Family Philanthropy, a Win Win: Positive Effects of Volunteering on Family Mental Health

Author: Maggie Nakachi, LCSW – Associate Director of Child PHP/IOP

Parenting in today’s fast-pasted world can be a challenge. It seems like there have never been so many opportunities for families to get involved in just about any activity that interests them.  With technology rapidly advancing to save us time and energy, we are granted with more leisure time and the opportunities appear endless. So why does your family seem so stressed and unfulfilled?

I hear this common thread with so many of the families that I work with, “We have so much going on, running from one activity to the next, it feels like it’s never good enough, like we are missing something.”  Every family is unique, but I find that when it comes down to the fundamentals, families are trying to give their children the best opportunities to gain the skills and experience their specific areas of interest, such as dance, sports, debate, etc.  As a culture, we want to be the best, and often kids’ activities are aimed at that, providing training to be the best of whatever you want to be.  When we find the perfect match for our kids’ specific interests, and if it can realistically fit into our own busy schedules, we appear to get locked into these specific roles aimed at specific outcomes. While all these options are wonderful, they can be a lot for families to manage.

When preoccupied with all that we have to juggle, we may forget to reflect on how fortunate we are to have these opportunities in our lives. It is easy to focus on what we are not doing and the things we do not have. By slowing down and engaging in altruistic activities, we may notice how simple acts of kindness can reap a multitude of rewards beyond what we set out to accomplish.

Volunteering is a personal passion of mine which has greatly impacted my life over the years and directly influenced my choice in career.  As a child, I started volunteering with the girl scouts, which led to Habitat for Humanity service trips in high school, and later to a career in social work.  I have volunteered with Evanston Animal Shelter for the past three years, and often have brought many friends and family members along.  It’s so rewarding to see these cats and dogs arrive at the shelter scared and weak, and then leave strong and loved by their forever families.  Helping these animals truly fills my cup, and I hope to pass this passion along to you and your family.

Volunteering can help achieve a sense of purpose and remind us of how fulfilling it is to know we have helped another; however, there are also hidden benefits that are often overlooked, and many are connected to improving mental health. Many studies have shown that volunteering can improve mood. Participating in direct service to help another person takes us out of our own thoughts and guides our focus on improving the life of another. Who wouldn’t feel good about this? The DBT skill “Wise Mind ACCEPTS” has a section that focuses on contributing as a way to get through difficult circumstances/emotions. Purposefully engaging in helping others not only gives us a sense of accomplishment, but it allows us some control over an end product that is aimed at positive outcomes no matter what mood we were in.

Volunteering can benefit your family in the following ways:

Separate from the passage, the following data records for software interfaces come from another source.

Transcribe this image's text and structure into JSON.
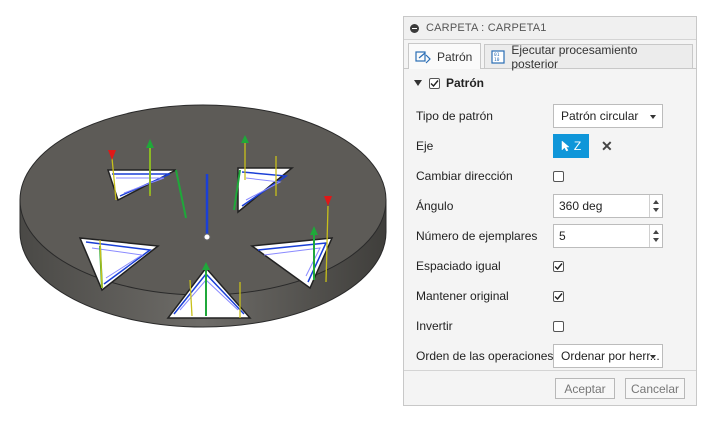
{
  "panel": {
    "title": "CARPETA : CARPETA1",
    "tabs": [
      {
        "label": "Patrón",
        "icon": "pattern-tab-icon"
      },
      {
        "label": "Ejecutar procesamiento posterior",
        "icon": "postprocess-tab-icon"
      }
    ],
    "section": {
      "label": "Patrón",
      "checked": true
    },
    "fields": {
      "tipo_patron": {
        "label": "Tipo de patrón",
        "value": "Patrón circular"
      },
      "eje": {
        "label": "Eje",
        "value": "Z"
      },
      "cambiar_direccion": {
        "label": "Cambiar dirección",
        "checked": false
      },
      "angulo": {
        "label": "Ángulo",
        "value": "360 deg"
      },
      "num_ejemplares": {
        "label": "Número de ejemplares",
        "value": "5"
      },
      "espaciado_igual": {
        "label": "Espaciado igual",
        "checked": true
      },
      "mantener_original": {
        "label": "Mantener original",
        "checked": true
      },
      "invertir": {
        "label": "Invertir",
        "checked": false
      },
      "orden_operaciones": {
        "label": "Orden de las operaciones",
        "value": "Ordenar por herr..."
      }
    },
    "buttons": {
      "accept": "Aceptar",
      "cancel": "Cancelar"
    }
  },
  "colors": {
    "accent": "#0f96d9",
    "part": "#5c5a55",
    "toolpath_blue": "#1a3fd6",
    "toolpath_green": "#1fa83a",
    "marker_red": "#e01818",
    "marker_yellow": "#c8c01a"
  }
}
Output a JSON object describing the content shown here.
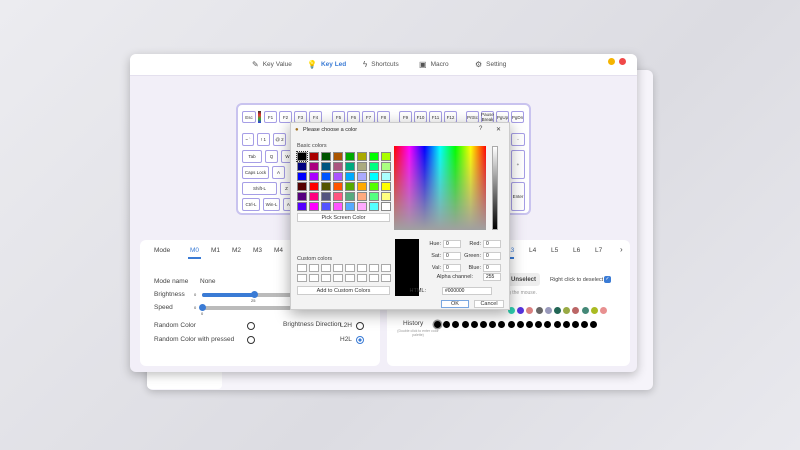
{
  "nav": [
    {
      "label": "Key Value",
      "icon": "key-value-icon"
    },
    {
      "label": "Key Led",
      "icon": "bulb-icon",
      "active": true
    },
    {
      "label": "Shortcuts",
      "icon": "lightning-icon"
    },
    {
      "label": "Macro",
      "icon": "monitor-icon"
    },
    {
      "label": "Setting",
      "icon": "gear-icon"
    }
  ],
  "keyboard": {
    "row1": [
      "Esc",
      "F1",
      "F2",
      "F3",
      "F4",
      "F5",
      "F6",
      "F7",
      "F8",
      "F9",
      "F10",
      "F11",
      "F12",
      "PrtSc",
      "Pause Break",
      "PgUp",
      "PgDn"
    ],
    "row2": [
      "~ `",
      "! 1",
      "@ 2"
    ],
    "row3": [
      "Tab",
      "Q",
      "W"
    ],
    "row4": [
      "Caps Lock",
      "A"
    ],
    "row5": [
      "Shift-L",
      "Z"
    ],
    "row6": [
      "Ctrl-L",
      "Win-L",
      "Alt"
    ],
    "right": [
      "-",
      "+",
      "Enter"
    ]
  },
  "left_panel": {
    "mode_label": "Mode",
    "modes": [
      "M0",
      "M1",
      "M2",
      "M3",
      "M4"
    ],
    "active_mode": "M0",
    "mode_name_label": "Mode name",
    "mode_name": "None",
    "brightness_label": "Brightness",
    "brightness_min": "0",
    "brightness_value": "25",
    "brightness_fraction": 0.52,
    "speed_label": "Speed",
    "speed_min": "0",
    "speed_value": "0",
    "random_color_label": "Random Color",
    "random_pressed_label": "Random Color with pressed",
    "brightness_direction_label": "Brightness Direction",
    "l2h": "L2H",
    "h2l": "H2L"
  },
  "right_panel": {
    "tabs": [
      "L3",
      "L4",
      "L5",
      "L6",
      "L7"
    ],
    "unselect": "Unselect",
    "right_click_label": "Right click to deselect",
    "hint": "...ing the mouse.",
    "history_label": "History",
    "history_hint": "(Double click to enter color palette)",
    "palette": [
      "#2ecfb0",
      "#5533dd",
      "#d88080",
      "#666666",
      "#9999bb",
      "#226655",
      "#99aa44",
      "#bb6666",
      "#448877",
      "#aabb22",
      "#e89090"
    ],
    "history_count": 18
  },
  "dialog": {
    "title": "Please choose a color",
    "help": "?",
    "close": "✕",
    "basic_label": "Basic colors",
    "basic_colors": [
      "#000000",
      "#aa0000",
      "#005500",
      "#aa5500",
      "#00aa00",
      "#aaaa00",
      "#00ff00",
      "#aaff00",
      "#00007f",
      "#aa007f",
      "#00557f",
      "#aa557f",
      "#00aa7f",
      "#aaaa7f",
      "#00ff7f",
      "#aaff7f",
      "#0000ff",
      "#aa00ff",
      "#0055ff",
      "#aa55ff",
      "#00aaff",
      "#aaaaff",
      "#00ffff",
      "#aaffff",
      "#550000",
      "#ff0000",
      "#555500",
      "#ff5500",
      "#55aa00",
      "#ffaa00",
      "#55ff00",
      "#ffff00",
      "#55007f",
      "#ff007f",
      "#55557f",
      "#ff557f",
      "#55aa7f",
      "#ffaa7f",
      "#55ff7f",
      "#ffff7f",
      "#5500ff",
      "#ff00ff",
      "#5555ff",
      "#ff55ff",
      "#55aaff",
      "#ffaaff",
      "#55ffff",
      "#ffffff"
    ],
    "pick_screen": "Pick Screen Color",
    "custom_label": "Custom colors",
    "add_custom": "Add to Custom Colors",
    "hue_label": "Hue:",
    "hue": "0",
    "sat_label": "Sat:",
    "sat": "0",
    "val_label": "Val:",
    "val": "0",
    "red_label": "Red:",
    "red": "0",
    "green_label": "Green:",
    "green": "0",
    "blue_label": "Blue:",
    "blue": "0",
    "alpha_label": "Alpha channel:",
    "alpha": "255",
    "html_label": "HTML:",
    "html": "#000000",
    "ok": "OK",
    "cancel": "Cancel"
  }
}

  • Connect families to others in the community, which can strengthen social and relationships skills.
  • Help families build their teamwork skills within their family unit but also strengthens their ability to work with others wanting to achieve a similar common good.
  • Bring people together who are passionate and positive about working for the betterment of their community, which can foster relationships outside of school or specific afterschool activities.

There are many agencies and community centers in Chicago and the great metropolitan area that offer volunteer opportunities for families. In the suburbs, Feed My Starving Children and Bernie’s Book Bank are popular agencies for family volunteer programs. Feed My Starving Children brings food supplies to children in need, utilizing an efficient 2 hour volunteering experience which makes a large difference in relatively short amount of time. Bernie’s Book Bank distributes books to at-risk youth in the Chicago-area. Volunteers can help sort books, donate gently used books or start your own book drive and bring to this wonderful agency. A Chicago-based robust resource for families is The Honey Comb Project, agency that works with 45 local Chicago agencies to bring a range of various volunteering opportunities, including The Anti-Cruelty Society, The Greater Chicago Food Depository, The Field Museum and Luries Children’s Hospital. They even have single session weekend volunteer experiences to fit into any busy schedule.

Volunteering does not require specific skills and often is not competitive, which can be a relief from the pressures of school and extracurricular activities. It can also be a great alternative for children who have not found a specific passion. By becoming involved by helping communities outside of your family’s usual routine, you can offer your family a new perspective on the world and help them foster empathy for others.  By making service a part of your family’s value system, your children will see their parents directly modeling the importance of this work.



Honey comb project website

Bernie’s Book Bank

Feed my starving children